When you apply for SSDI or SSI benefits, the Social Security Administration (SSA) determines whether or not you qualify for benefits. In doing so, SSA considers the nature and severity of your medical conditions, your ability to work, your monthly income, as well as other factors. This process is followed whether you apply for Social Security Disability Insurance (SSDI) benefits or Supplementary Security Income (SSI).
Once you qualify as a recipient of the benefits, you continue to receive them as long as you remain eligible. However, your eligibility can change over time. At the same time, other factors may impact the amount of benefits you receive. This is why it is important to report any relevant changes to the SSA. Here is a look at the changes you should report as an SSDI or SSI recipient, and the process to report the changes.
Reporting Changes As An SSI Recipient
If you are receiving SSI benefits, it is important that you notify the SSA about the following changes in your life:
- Change in Income: If any change has occurred in your monthly income, you must notify the SSA about it right away. If you are living with a spouse and the monthly income of the spouse has changed, you still need to inform the agency.
- Change in Resources: When determining your eligibility for SSI benefits, SSA takes into consideration any resources you own. These may include things like ready cash, stocks, bank accounts, bonds and more. As a general rule, your total resources must be valued at no more than $2,000 for you to be eligible as a single person. As a married applicant, the resources must not be valued at more than $3,000. If there are any noticeable changes in your resources, you are obliged to inform the SSA.
- Changes in Marital Status: For SSI benefits, the net income of your household is considered before you are awarded benefits. So if any changes in your marital status occur, this can impact the net household income, and consequently your eligibility. This is why SSA needs to be notified about any such changes.
- Changes in Living Arrangements: If there is a change in the number of people who live with you or your living arrangements, these must also be brought to the notice of the SSA.
Reporting Changes As An SSDI Recipient
When you are receiving SSDI benefits, you must report the following changes in your legal, financial or medical conditions:
- Change in Marital Status: As with SSI benefits, you must report if you get married or divorced as an SSDI recipient.
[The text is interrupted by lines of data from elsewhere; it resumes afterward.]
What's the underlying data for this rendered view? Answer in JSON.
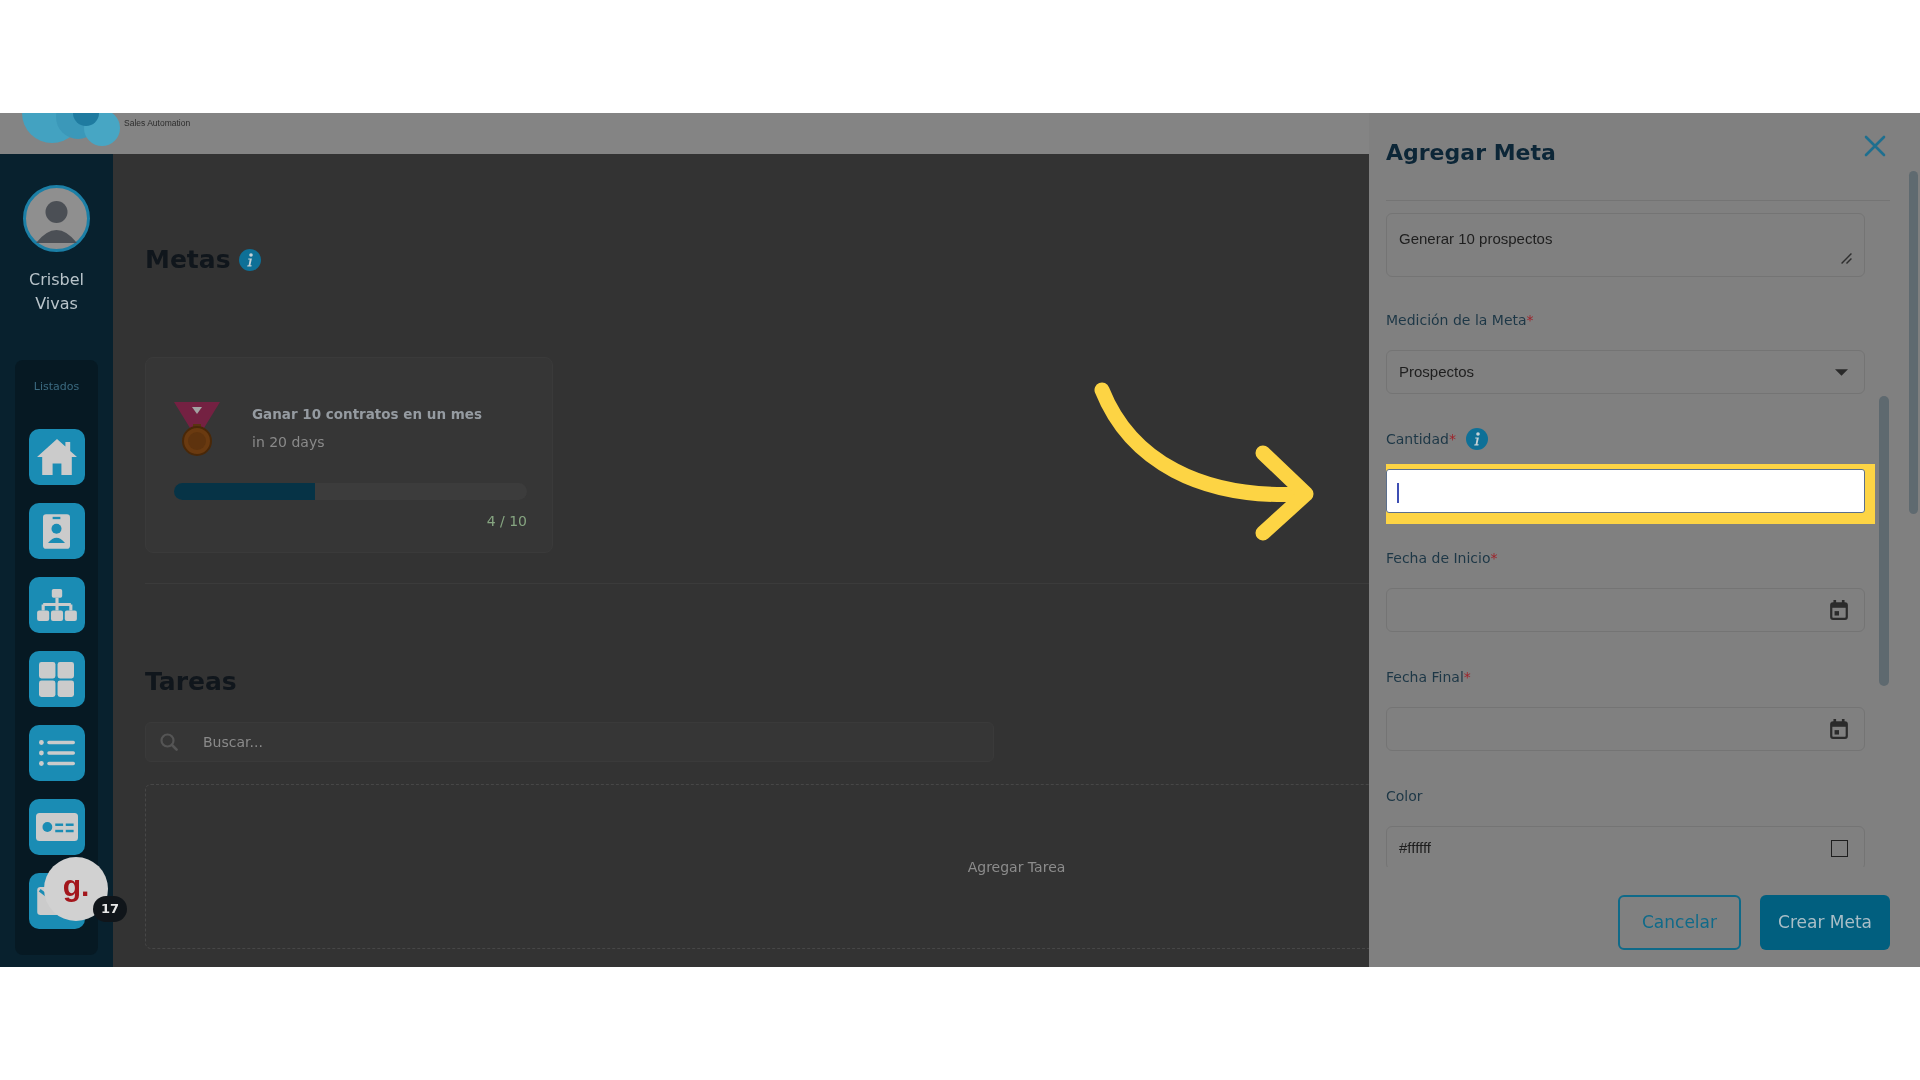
{
  "header": {
    "tagline": "Sales Automation"
  },
  "sidebar": {
    "user_name": "Crisbel Vivas",
    "section_label": "Listados"
  },
  "chat_widget": {
    "logo_text": "g.",
    "badge": "17"
  },
  "goals": {
    "title": "Metas",
    "info": true,
    "items": [
      {
        "title": "Ganar 10 contratos en un mes",
        "due": "in 20 days",
        "level": 0.4,
        "progress": "4 / 10"
      }
    ]
  },
  "tasks": {
    "title": "Tareas",
    "search": {
      "placeholder": "Buscar..."
    },
    "add_label": "Agregar Tarea"
  },
  "drawer": {
    "title": "Agregar Meta",
    "fields": [
      {
        "kind": "textarea",
        "value": "Generar 10 prospectos",
        "highlighted": false
      },
      {
        "kind": "select",
        "label": "Medición de la Meta",
        "required_mark": "*",
        "value": "Prospectos",
        "highlighted": false
      },
      {
        "kind": "number",
        "label": "Cantidad",
        "required_mark": "*",
        "info": true,
        "highlighted": true
      },
      {
        "kind": "date",
        "label": "Fecha de Inicio",
        "required_mark": "*",
        "highlighted": false
      },
      {
        "kind": "date",
        "label": "Fecha Final",
        "required_mark": "*",
        "highlighted": false
      },
      {
        "kind": "color",
        "label": "Color",
        "value": "#ffffff",
        "highlighted": false
      }
    ],
    "buttons": [
      {
        "label": "Cancelar",
        "kind": "outline"
      },
      {
        "label": "Crear Meta",
        "kind": "primary"
      }
    ]
  }
}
These changes can impact your eligibility as a recipient of the disability benefits.
- Receipt of Other Disability Benefits: If you start receiving other disability benefits as an SSDI recipient, this must be reported to the SSA. In most cases, the agency will reduce the amount of disability benefits you receive if you start receiving other benefits. For instance, if you become eligible for disability benefits under workers’ compensation insurance, SSA must be informed and will likely reduce your SSDI benefits upon notice.
- Return to Work: When you are awarded SSDI benefits, SSA assumes that you are not able to earn a meaningful wage. However, if you improve over time and resume work, this must be reported to the agency. SSA will want to know the amount you earn on a monthly basis. If this amount is above a threshold for a consistent period, the agency may terminate your benefits. However, SSA allows you to continue receiving benefits for a trial period of 9 months.
- Pension from an Old Job: It is possible that you start receiving a pension from an old job you previously had. If the job did not pay Social Security taxes, you must notify SSA about the pension. SSA may then reduce your SSDI benefits based on this change in circumstance.
Hiring a Reliable Disability Lawyer in SC
If you are not sure whether to report changes in your circumstances to the SSA, we can help you. Here at Robert Surface law firm, we specialize in Social Security disability benefits. Our lawyers can work with you to determine whether a given change will impact your benefits, and whether you are legally obliged to notify the agency about the change. We also ensure that your rights and benefits are secure when interacting with SSA. Call us today to discuss your SSDI or SSI benefits with our experienced lawyers.